*WORK ITEM*.
Take the entries below and return them unchanged.

*ENTRIES SHOWN*.
________________

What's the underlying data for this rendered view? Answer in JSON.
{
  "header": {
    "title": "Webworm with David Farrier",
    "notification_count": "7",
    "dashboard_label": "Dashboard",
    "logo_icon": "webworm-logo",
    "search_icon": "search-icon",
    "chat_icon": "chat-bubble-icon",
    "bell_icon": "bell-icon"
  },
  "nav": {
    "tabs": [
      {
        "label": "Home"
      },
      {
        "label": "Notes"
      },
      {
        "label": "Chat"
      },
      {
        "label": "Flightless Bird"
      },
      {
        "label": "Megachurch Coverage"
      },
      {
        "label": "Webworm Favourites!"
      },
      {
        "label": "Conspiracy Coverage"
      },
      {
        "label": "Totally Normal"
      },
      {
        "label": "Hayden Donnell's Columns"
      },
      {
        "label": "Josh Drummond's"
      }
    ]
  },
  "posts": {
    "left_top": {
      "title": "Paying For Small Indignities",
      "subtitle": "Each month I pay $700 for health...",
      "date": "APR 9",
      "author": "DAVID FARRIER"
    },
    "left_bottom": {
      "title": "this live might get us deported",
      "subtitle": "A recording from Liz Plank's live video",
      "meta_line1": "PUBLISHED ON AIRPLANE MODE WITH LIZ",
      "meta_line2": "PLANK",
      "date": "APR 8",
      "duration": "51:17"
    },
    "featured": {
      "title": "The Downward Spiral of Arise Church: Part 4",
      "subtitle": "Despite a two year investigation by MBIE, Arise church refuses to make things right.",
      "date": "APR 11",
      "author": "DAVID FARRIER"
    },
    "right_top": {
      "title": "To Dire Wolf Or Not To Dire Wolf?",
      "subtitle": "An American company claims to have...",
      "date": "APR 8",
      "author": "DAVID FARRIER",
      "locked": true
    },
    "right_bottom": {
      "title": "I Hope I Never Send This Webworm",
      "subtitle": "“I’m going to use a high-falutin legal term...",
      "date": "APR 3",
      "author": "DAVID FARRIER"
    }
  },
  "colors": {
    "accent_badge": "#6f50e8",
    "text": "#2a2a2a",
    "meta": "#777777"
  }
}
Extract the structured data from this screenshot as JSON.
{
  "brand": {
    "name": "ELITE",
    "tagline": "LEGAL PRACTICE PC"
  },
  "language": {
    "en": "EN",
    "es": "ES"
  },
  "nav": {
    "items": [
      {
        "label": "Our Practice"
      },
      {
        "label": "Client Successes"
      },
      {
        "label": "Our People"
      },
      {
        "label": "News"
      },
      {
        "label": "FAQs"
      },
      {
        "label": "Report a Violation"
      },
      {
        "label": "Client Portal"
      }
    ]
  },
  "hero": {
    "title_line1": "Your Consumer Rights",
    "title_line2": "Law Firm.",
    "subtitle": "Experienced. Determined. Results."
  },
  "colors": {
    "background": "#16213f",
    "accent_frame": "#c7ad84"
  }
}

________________

*COMPLETED TASK*.
What's the underlying data for this rendered view? Answer in JSON.
{
  "header": {
    "title": "Webworm with David Farrier",
    "notification_count": "7",
    "dashboard_label": "Dashboard",
    "logo_icon": "webworm-logo",
    "search_icon": "search-icon",
    "chat_icon": "chat-bubble-icon",
    "bell_icon": "bell-icon"
  },
  "nav": {
    "tabs": [
      {
        "label": "Home"
      },
      {
        "label": "Notes"
      },
      {
        "label": "Chat"
      },
      {
        "label": "Flightless Bird"
      },
      {
        "label": "Megachurch Coverage"
      },
      {
        "label": "Webworm Favourites!"
      },
      {
        "label": "Conspiracy Coverage"
      },
      {
        "label": "Totally Normal"
      },
      {
        "label": "Hayden Donnell's Columns"
      },
      {
        "label": "Josh Drummond's"
      }
    ]
  },
  "posts": {
    "left_top": {
      "title": "Paying For Small Indignities",
      "subtitle": "Each month I pay $700 for health...",
      "date": "APR 9",
      "author": "DAVID FARRIER"
    },
    "left_bottom": {
      "title": "this live might get us deported",
      "subtitle": "A recording from Liz Plank's live video",
      "meta_line1": "PUBLISHED ON AIRPLANE MODE WITH LIZ",
      "meta_line2": "PLANK",
      "date": "APR 8",
      "duration": "51:17"
    },
    "featured": {
      "title": "The Downward Spiral of Arise Church: Part 4",
      "subtitle": "Despite a two year investigation by MBIE, Arise church refuses to make things right.",
      "date": "APR 11",
      "author": "DAVID FARRIER"
    },
    "right_top": {
      "title": "To Dire Wolf Or Not To Dire Wolf?",
      "subtitle": "An American company claims to have...",
      "date": "APR 8",
      "author": "DAVID FARRIER",
      "locked": true
    },
    "right_bottom": {
      "title": "I Hope I Never Send This Webworm",
      "subtitle": "“I’m going to use a high-falutin legal term...",
      "date": "APR 3",
      "author": "DAVID FARRIER"
    }
  },
  "colors": {
    "accent_badge": "#6f50e8",
    "text": "#2a2a2a",
    "meta": "#777777"
  }
}
Extract the structured data from this screenshot as JSON.
{
  "brand": {
    "name": "ELITE",
    "tagline": "LEGAL PRACTICE PC"
  },
  "language": {
    "en": "EN",
    "es": "ES"
  },
  "nav": {
    "items": [
      {
        "label": "Our Practice"
      },
      {
        "label": "Client Successes"
      },
      {
        "label": "Our People"
      },
      {
        "label": "News"
      },
      {
        "label": "FAQs"
      },
      {
        "label": "Report a Violation"
      },
      {
        "label": "Client Portal"
      }
    ]
  },
  "hero": {
    "title_line1": "Your Consumer Rights",
    "title_line2": "Law Firm.",
    "subtitle": "Experienced. Determined. Results."
  },
  "colors": {
    "background": "#16213f",
    "accent_frame": "#c7ad84"
  }
}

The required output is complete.